Vitamin B2 is involved in the metabolism of energy in the body, supporting the nervous system and helps remove toxins from the blood. It help maintain healthy and firm skin, hair and nails. Food sources include dairy products, meat, fish, rice, eggs and fortified breakfast cereals.

Vitamin B3 (niacin)

Niacin (nicotinic acid) maintains gastrointestinal health, relieves headaches, improves blood circulation, contributes to the normal functioning of the nervous system and gives the skin a healthy appearance. Good sources of niacin are meat, fish, wheat flour, eggs and dairy products.

Vitamin B5 (pantothenic acid)

Vitamin B5 has several functions, among other things it is important for the protection and management of emotional and physical stress, improves vitality and slows down the aging process. It is found in eggs, beef, kidneys, yeast, meat and vegetables.

Vitamin B6 (pyridoxine)

Pyridoxine is important in catalysing reactions involving fats, carbohydrates and amino acids in blood, brain, and skin cells. Vitamin B6 is found in a wide variety of foods such as pork, poultry, fish, bread, whole grains, eggs, vegetables, soy, peanuts and milk.

Vitamin B7 (biotin)

Biotin is a B vitamin that is important for the fatty acid and carbohydrate metabolism. Bacteria that live naturally in our gut can produce biotin, and biotin is also found naturally in many foods.

Vitamin B9 (folate)

Folate is involved in embryonic nervous system development, protein synthesis and cell growth. Women of childbearing age, especially those planning a pregnancy, should enjoy a folate-rich diet such as green leafy vegetables, legumes, seeds, liver, eggs, cereals and citrus fruits.

Vitamin B12 (cobalamin)

Vitamin B12 has several important functions, thus contributes to the production of red blood cells, supports the normal functioning of the nervous system and releases energy from the food we eat. This vitamin is involved in the formation of new cells, red blood cells and thymidine, a key building block of the genetic material in every cell. The main sources of folic acid are green leafy vegetables, legumes, fruits and liver. Folic acid deficiency can occur in pregnant women. Strict vegetarians and vegans are deficient in vitamin B12 because it is only found in nutrients of animal origin.

Therefore, there are eight essential B vitamins. For each of these vitamins is set a recommended daily amount that the average person needs to consume in order to stay healthy. The B-complex supplement combines all eight in one scoop, which we stir into water, and ensures that we receive the daily recommended intake of each vitamin. 

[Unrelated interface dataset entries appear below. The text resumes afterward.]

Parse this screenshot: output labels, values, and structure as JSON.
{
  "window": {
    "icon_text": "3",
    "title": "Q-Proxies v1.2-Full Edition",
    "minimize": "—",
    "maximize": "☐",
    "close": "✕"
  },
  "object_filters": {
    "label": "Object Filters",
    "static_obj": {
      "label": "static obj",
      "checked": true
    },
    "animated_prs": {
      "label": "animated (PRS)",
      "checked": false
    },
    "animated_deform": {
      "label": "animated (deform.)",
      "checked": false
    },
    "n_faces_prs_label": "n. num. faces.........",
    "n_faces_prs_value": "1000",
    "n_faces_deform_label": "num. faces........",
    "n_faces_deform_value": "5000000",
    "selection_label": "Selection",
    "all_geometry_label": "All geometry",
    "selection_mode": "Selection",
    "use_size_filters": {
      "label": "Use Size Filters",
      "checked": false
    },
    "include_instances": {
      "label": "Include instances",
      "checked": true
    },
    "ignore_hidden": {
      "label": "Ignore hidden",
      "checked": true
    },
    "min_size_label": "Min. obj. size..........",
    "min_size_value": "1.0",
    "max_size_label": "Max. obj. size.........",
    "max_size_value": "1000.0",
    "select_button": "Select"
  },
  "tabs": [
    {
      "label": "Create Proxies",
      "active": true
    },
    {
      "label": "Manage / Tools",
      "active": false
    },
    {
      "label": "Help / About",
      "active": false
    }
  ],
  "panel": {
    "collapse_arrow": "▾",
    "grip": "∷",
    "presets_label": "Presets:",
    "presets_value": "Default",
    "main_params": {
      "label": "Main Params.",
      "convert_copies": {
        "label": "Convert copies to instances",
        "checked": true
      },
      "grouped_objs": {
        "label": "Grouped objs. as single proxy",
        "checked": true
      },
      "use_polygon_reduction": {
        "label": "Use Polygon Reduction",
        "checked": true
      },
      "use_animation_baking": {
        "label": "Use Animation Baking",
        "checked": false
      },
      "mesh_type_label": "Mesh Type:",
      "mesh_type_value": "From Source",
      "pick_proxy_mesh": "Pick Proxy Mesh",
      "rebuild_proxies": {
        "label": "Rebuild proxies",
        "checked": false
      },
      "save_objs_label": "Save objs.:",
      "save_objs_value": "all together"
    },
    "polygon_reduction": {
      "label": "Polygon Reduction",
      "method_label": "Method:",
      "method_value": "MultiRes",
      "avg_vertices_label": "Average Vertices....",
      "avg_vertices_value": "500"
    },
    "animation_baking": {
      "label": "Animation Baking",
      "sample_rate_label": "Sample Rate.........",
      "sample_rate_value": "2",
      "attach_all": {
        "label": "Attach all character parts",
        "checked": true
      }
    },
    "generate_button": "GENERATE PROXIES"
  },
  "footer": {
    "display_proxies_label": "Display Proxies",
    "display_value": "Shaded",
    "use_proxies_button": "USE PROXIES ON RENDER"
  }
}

B-Complex

dietary supplement

The highest quality and the most bioavailable form of B vitamins
  • 50 mg (100 % NRV) of B-complex per dosage
  • Contains 7 B vitamins
  • Tasty drink with natural orange flavour
  • Contributes to the normal functions of the nervous system
  • Raises energy levels
  • Supports important processes in the body
150g | for 30 days
5,54 £
Delivery
Only 50£ left till FREE DELIVERY
Products in cart

No products in the cart.

Special offer only here!

Add to your order and save!

-72%
Golden Q10*

Formula with coenzyme Q10, vitamin C and B-complex for protection against oxidative damage

8,39 £ 2,35 £
-75%
Matcha Chai latte*

Healthy and tasty alternative to coffee

13,17 £ 3,29 £
-62%
B-Complex*

The highest quality and the most bioavailable form of B vitamins

6,36 £ 2,41 £